The Wrong Way

The Wrong Way.

Photographs of some of the old-time ships once such familiar sights at the New Zealand wharves, bring up a flood of memories. The London clippers, the handsome painted-port square-riggers, the smart coasting and South Sea schooners and brigantines, the sturdy barques that took timber and coal across the Tasman Sea, were always in the harbour picture. A memory just now of an incident on a long-ago week-end yachting cruise down the glorious old Hauraki:

It was a fine Sunday morning. A tall ship, one of those big black-painted New York square-riggers that we used to admire for their lofty spars and snowy cotton sails, came strolling up through the Motuihi Channel, the eastern entrance to Auckland Harbour. This is the side-door to the port, the little ships' way, the tradesmen's entrance, so to say. It was the American skipper's first voyage to Auckland; he did not know that Rangitoto Channel was the usual course; the east channel looked as good as any other. There is a long reef, just under water, that runs out from Motutapu Island almost half way across the passage.
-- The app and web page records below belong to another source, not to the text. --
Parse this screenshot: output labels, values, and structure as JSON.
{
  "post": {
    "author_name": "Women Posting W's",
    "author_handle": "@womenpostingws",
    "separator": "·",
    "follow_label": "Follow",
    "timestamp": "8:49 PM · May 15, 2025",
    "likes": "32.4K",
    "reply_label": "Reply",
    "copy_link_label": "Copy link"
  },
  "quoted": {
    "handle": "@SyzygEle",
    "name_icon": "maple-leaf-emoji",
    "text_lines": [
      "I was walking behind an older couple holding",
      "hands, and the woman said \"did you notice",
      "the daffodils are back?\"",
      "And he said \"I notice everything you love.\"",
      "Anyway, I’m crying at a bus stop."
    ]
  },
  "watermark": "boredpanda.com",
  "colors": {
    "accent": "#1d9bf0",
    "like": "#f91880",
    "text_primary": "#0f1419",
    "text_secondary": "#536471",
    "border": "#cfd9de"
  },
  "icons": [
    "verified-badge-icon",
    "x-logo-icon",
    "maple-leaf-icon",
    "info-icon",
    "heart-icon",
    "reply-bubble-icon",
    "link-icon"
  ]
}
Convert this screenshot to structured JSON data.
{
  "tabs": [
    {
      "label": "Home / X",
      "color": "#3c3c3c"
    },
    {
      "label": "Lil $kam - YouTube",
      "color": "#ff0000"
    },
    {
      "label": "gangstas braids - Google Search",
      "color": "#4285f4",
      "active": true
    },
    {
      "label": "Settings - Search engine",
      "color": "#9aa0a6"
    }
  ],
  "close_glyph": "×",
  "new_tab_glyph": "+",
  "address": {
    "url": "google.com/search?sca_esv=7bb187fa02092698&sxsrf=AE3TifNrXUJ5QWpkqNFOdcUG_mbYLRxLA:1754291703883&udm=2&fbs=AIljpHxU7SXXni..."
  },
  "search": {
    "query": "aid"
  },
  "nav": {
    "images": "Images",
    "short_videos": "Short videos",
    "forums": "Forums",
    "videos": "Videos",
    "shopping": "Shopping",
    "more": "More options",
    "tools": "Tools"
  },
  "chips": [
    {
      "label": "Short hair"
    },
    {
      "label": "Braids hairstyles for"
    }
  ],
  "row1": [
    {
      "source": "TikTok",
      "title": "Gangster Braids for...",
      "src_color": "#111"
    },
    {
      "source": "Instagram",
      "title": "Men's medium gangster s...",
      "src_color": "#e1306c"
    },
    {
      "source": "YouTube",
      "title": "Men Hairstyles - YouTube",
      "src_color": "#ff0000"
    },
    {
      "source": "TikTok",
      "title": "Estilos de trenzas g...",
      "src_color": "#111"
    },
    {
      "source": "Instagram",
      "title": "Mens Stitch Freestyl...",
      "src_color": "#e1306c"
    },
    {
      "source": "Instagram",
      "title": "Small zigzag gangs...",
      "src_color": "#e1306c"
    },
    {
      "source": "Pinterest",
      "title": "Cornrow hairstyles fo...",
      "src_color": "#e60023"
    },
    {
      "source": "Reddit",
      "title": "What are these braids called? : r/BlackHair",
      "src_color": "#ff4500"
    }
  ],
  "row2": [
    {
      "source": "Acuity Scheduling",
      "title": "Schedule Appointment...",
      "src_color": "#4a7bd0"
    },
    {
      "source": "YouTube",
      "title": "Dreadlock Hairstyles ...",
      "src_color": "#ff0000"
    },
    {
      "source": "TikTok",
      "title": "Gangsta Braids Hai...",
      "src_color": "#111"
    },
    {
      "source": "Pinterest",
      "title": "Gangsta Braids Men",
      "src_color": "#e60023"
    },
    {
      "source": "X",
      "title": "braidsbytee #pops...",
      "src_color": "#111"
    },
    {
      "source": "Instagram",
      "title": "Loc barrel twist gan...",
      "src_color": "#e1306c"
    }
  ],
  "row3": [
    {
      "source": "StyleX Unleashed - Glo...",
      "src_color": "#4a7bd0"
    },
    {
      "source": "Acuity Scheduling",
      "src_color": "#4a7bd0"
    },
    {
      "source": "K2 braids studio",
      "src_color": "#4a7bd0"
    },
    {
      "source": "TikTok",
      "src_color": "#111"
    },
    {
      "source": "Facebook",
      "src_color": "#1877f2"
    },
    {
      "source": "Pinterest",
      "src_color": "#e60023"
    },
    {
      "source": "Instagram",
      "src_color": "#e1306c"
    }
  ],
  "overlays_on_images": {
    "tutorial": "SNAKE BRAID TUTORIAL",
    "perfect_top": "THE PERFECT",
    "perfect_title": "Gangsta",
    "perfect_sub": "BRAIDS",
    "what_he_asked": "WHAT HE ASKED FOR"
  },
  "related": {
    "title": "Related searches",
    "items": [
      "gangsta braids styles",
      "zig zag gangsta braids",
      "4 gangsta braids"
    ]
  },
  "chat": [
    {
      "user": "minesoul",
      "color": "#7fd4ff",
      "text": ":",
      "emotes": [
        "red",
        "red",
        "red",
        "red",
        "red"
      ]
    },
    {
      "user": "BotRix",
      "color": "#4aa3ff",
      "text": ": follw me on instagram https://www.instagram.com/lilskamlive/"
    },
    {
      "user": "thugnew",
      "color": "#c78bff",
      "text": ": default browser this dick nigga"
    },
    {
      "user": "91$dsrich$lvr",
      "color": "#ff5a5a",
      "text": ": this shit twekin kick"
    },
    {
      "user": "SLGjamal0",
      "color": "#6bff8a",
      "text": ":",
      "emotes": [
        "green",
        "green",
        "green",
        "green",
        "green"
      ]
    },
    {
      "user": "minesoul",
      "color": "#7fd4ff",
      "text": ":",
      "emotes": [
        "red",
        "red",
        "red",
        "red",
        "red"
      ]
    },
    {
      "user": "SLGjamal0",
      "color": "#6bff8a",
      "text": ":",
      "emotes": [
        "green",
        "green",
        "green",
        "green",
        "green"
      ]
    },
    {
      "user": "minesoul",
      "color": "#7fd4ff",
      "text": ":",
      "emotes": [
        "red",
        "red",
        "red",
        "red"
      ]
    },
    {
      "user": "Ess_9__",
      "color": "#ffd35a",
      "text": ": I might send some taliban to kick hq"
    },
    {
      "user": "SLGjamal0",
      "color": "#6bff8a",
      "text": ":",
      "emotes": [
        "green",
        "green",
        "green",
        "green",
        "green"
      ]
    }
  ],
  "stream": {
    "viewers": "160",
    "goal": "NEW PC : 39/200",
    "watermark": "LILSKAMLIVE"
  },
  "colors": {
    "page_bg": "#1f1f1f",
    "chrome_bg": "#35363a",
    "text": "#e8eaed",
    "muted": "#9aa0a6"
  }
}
The yacht's crew, standing out from Drunken Bay—that delectable deep indent between Rangitoto Island and Motutapu—for a day's fishing, saw to their amazement this big Yank coming along serenely, everything set to royals, all but grazing that hidden reef.

“Hi, Captain!” one of the boys yelled, as the yacht ran up on the ship's starboard quarter, “you've come in the wrong way!”
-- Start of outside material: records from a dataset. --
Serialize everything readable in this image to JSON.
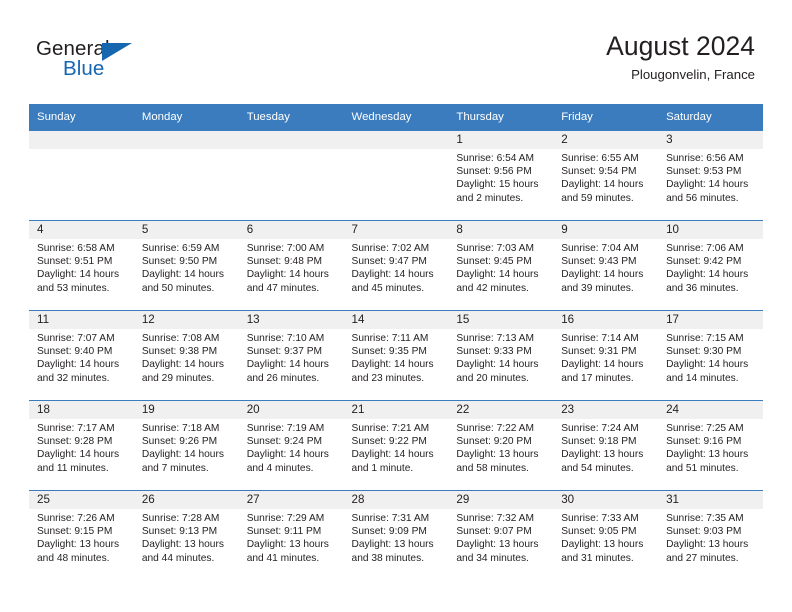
{
  "brand": {
    "name_top": "General",
    "name_bottom": "Blue",
    "triangle_color": "#1666b0",
    "text_color": "#231f20"
  },
  "header": {
    "title": "August 2024",
    "location": "Plougonvelin, France"
  },
  "theme": {
    "header_blue": "#3a7cbe",
    "daynum_strip": "#f0f0f0",
    "text": "#231f20"
  },
  "weekdays": [
    "Sunday",
    "Monday",
    "Tuesday",
    "Wednesday",
    "Thursday",
    "Friday",
    "Saturday"
  ],
  "weeks": [
    [
      {
        "day": ""
      },
      {
        "day": ""
      },
      {
        "day": ""
      },
      {
        "day": ""
      },
      {
        "day": "1",
        "sunrise": "Sunrise: 6:54 AM",
        "sunset": "Sunset: 9:56 PM",
        "daylight_1": "Daylight: 15 hours",
        "daylight_2": "and 2 minutes."
      },
      {
        "day": "2",
        "sunrise": "Sunrise: 6:55 AM",
        "sunset": "Sunset: 9:54 PM",
        "daylight_1": "Daylight: 14 hours",
        "daylight_2": "and 59 minutes."
      },
      {
        "day": "3",
        "sunrise": "Sunrise: 6:56 AM",
        "sunset": "Sunset: 9:53 PM",
        "daylight_1": "Daylight: 14 hours",
        "daylight_2": "and 56 minutes."
      }
    ],
    [
      {
        "day": "4",
        "sunrise": "Sunrise: 6:58 AM",
        "sunset": "Sunset: 9:51 PM",
        "daylight_1": "Daylight: 14 hours",
        "daylight_2": "and 53 minutes."
      },
      {
        "day": "5",
        "sunrise": "Sunrise: 6:59 AM",
        "sunset": "Sunset: 9:50 PM",
        "daylight_1": "Daylight: 14 hours",
        "daylight_2": "and 50 minutes."
      },
      {
        "day": "6",
        "sunrise": "Sunrise: 7:00 AM",
        "sunset": "Sunset: 9:48 PM",
        "daylight_1": "Daylight: 14 hours",
        "daylight_2": "and 47 minutes."
      },
      {
        "day": "7",
        "sunrise": "Sunrise: 7:02 AM",
        "sunset": "Sunset: 9:47 PM",
        "daylight_1": "Daylight: 14 hours",
        "daylight_2": "and 45 minutes."
      },
      {
        "day": "8",
        "sunrise": "Sunrise: 7:03 AM",
        "sunset": "Sunset: 9:45 PM",
        "daylight_1": "Daylight: 14 hours",
        "daylight_2": "and 42 minutes."
      },
      {
        "day": "9",
        "sunrise": "Sunrise: 7:04 AM",
        "sunset": "Sunset: 9:43 PM",
        "daylight_1": "Daylight: 14 hours",
        "daylight_2": "and 39 minutes."
      },
      {
        "day": "10",
        "sunrise": "Sunrise: 7:06 AM",
        "sunset": "Sunset: 9:42 PM",
        "daylight_1": "Daylight: 14 hours",
        "daylight_2": "and 36 minutes."
      }
    ],
    [
      {
        "day": "11",
        "sunrise": "Sunrise: 7:07 AM",
        "sunset": "Sunset: 9:40 PM",
        "daylight_1": "Daylight: 14 hours",
        "daylight_2": "and 32 minutes."
      },
      {
        "day": "12",
        "sunrise": "Sunrise: 7:08 AM",
        "sunset": "Sunset: 9:38 PM",
        "daylight_1": "Daylight: 14 hours",
        "daylight_2": "and 29 minutes."
      },
      {
        "day": "13",
        "sunrise": "Sunrise: 7:10 AM",
        "sunset": "Sunset: 9:37 PM",
        "daylight_1": "Daylight: 14 hours",
        "daylight_2": "and 26 minutes."
      },
      {
        "day": "14",
        "sunrise": "Sunrise: 7:11 AM",
        "sunset": "Sunset: 9:35 PM",
        "daylight_1": "Daylight: 14 hours",
        "daylight_2": "and 23 minutes."
      },
      {
        "day": "15",
        "sunrise": "Sunrise: 7:13 AM",
        "sunset": "Sunset: 9:33 PM",
        "daylight_1": "Daylight: 14 hours",
        "daylight_2": "and 20 minutes."
      },
      {
        "day": "16",
        "sunrise": "Sunrise: 7:14 AM",
        "sunset": "Sunset: 9:31 PM",
        "daylight_1": "Daylight: 14 hours",
        "daylight_2": "and 17 minutes."
      },
      {
        "day": "17",
        "sunrise": "Sunrise: 7:15 AM",
        "sunset": "Sunset: 9:30 PM",
        "daylight_1": "Daylight: 14 hours",
        "daylight_2": "and 14 minutes."
      }
    ],
    [
      {
        "day": "18",
        "sunrise": "Sunrise: 7:17 AM",
        "sunset": "Sunset: 9:28 PM",
        "daylight_1": "Daylight: 14 hours",
        "daylight_2": "and 11 minutes."
      },
      {
        "day": "19",
        "sunrise": "Sunrise: 7:18 AM",
        "sunset": "Sunset: 9:26 PM",
        "daylight_1": "Daylight: 14 hours",
        "daylight_2": "and 7 minutes."
      },
      {
        "day": "20",
        "sunrise": "Sunrise: 7:19 AM",
        "sunset": "Sunset: 9:24 PM",
        "daylight_1": "Daylight: 14 hours",
        "daylight_2": "and 4 minutes."
      },
      {
        "day": "21",
        "sunrise": "Sunrise: 7:21 AM",
        "sunset": "Sunset: 9:22 PM",
        "daylight_1": "Daylight: 14 hours",
        "daylight_2": "and 1 minute."
      },
      {
        "day": "22",
        "sunrise": "Sunrise: 7:22 AM",
        "sunset": "Sunset: 9:20 PM",
        "daylight_1": "Daylight: 13 hours",
        "daylight_2": "and 58 minutes."
      },
      {
        "day": "23",
        "sunrise": "Sunrise: 7:24 AM",
        "sunset": "Sunset: 9:18 PM",
        "daylight_1": "Daylight: 13 hours",
        "daylight_2": "and 54 minutes."
      },
      {
        "day": "24",
        "sunrise": "Sunrise: 7:25 AM",
        "sunset": "Sunset: 9:16 PM",
        "daylight_1": "Daylight: 13 hours",
        "daylight_2": "and 51 minutes."
      }
    ],
    [
      {
        "day": "25",
        "sunrise": "Sunrise: 7:26 AM",
        "sunset": "Sunset: 9:15 PM",
        "daylight_1": "Daylight: 13 hours",
        "daylight_2": "and 48 minutes."
      },
      {
        "day": "26",
        "sunrise": "Sunrise: 7:28 AM",
        "sunset": "Sunset: 9:13 PM",
        "daylight_1": "Daylight: 13 hours",
        "daylight_2": "and 44 minutes."
      },
      {
        "day": "27",
        "sunrise": "Sunrise: 7:29 AM",
        "sunset": "Sunset: 9:11 PM",
        "daylight_1": "Daylight: 13 hours",
        "daylight_2": "and 41 minutes."
      },
      {
        "day": "28",
        "sunrise": "Sunrise: 7:31 AM",
        "sunset": "Sunset: 9:09 PM",
        "daylight_1": "Daylight: 13 hours",
        "daylight_2": "and 38 minutes."
      },
      {
        "day": "29",
        "sunrise": "Sunrise: 7:32 AM",
        "sunset": "Sunset: 9:07 PM",
        "daylight_1": "Daylight: 13 hours",
        "daylight_2": "and 34 minutes."
      },
      {
        "day": "30",
        "sunrise": "Sunrise: 7:33 AM",
        "sunset": "Sunset: 9:05 PM",
        "daylight_1": "Daylight: 13 hours",
        "daylight_2": "and 31 minutes."
      },
      {
        "day": "31",
        "sunrise": "Sunrise: 7:35 AM",
        "sunset": "Sunset: 9:03 PM",
        "daylight_1": "Daylight: 13 hours",
        "daylight_2": "and 27 minutes."
      }
    ]
  ]
}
The skipper leaned over the rail. He was a Down-Easter, with a sawed-off sandy beard. He looked at the lads, and courteously expectorating aside, said in a Massachusets drawl:

“Much obliged to you, stranger, but that's Arkland town up yonder, isn't it?”

“Yes,” said the yacht spokesman.

‘Waal, then, I'm in now and I'm etarnally goldurned if I'm goin’ ter turn round and go out and come in the right way.”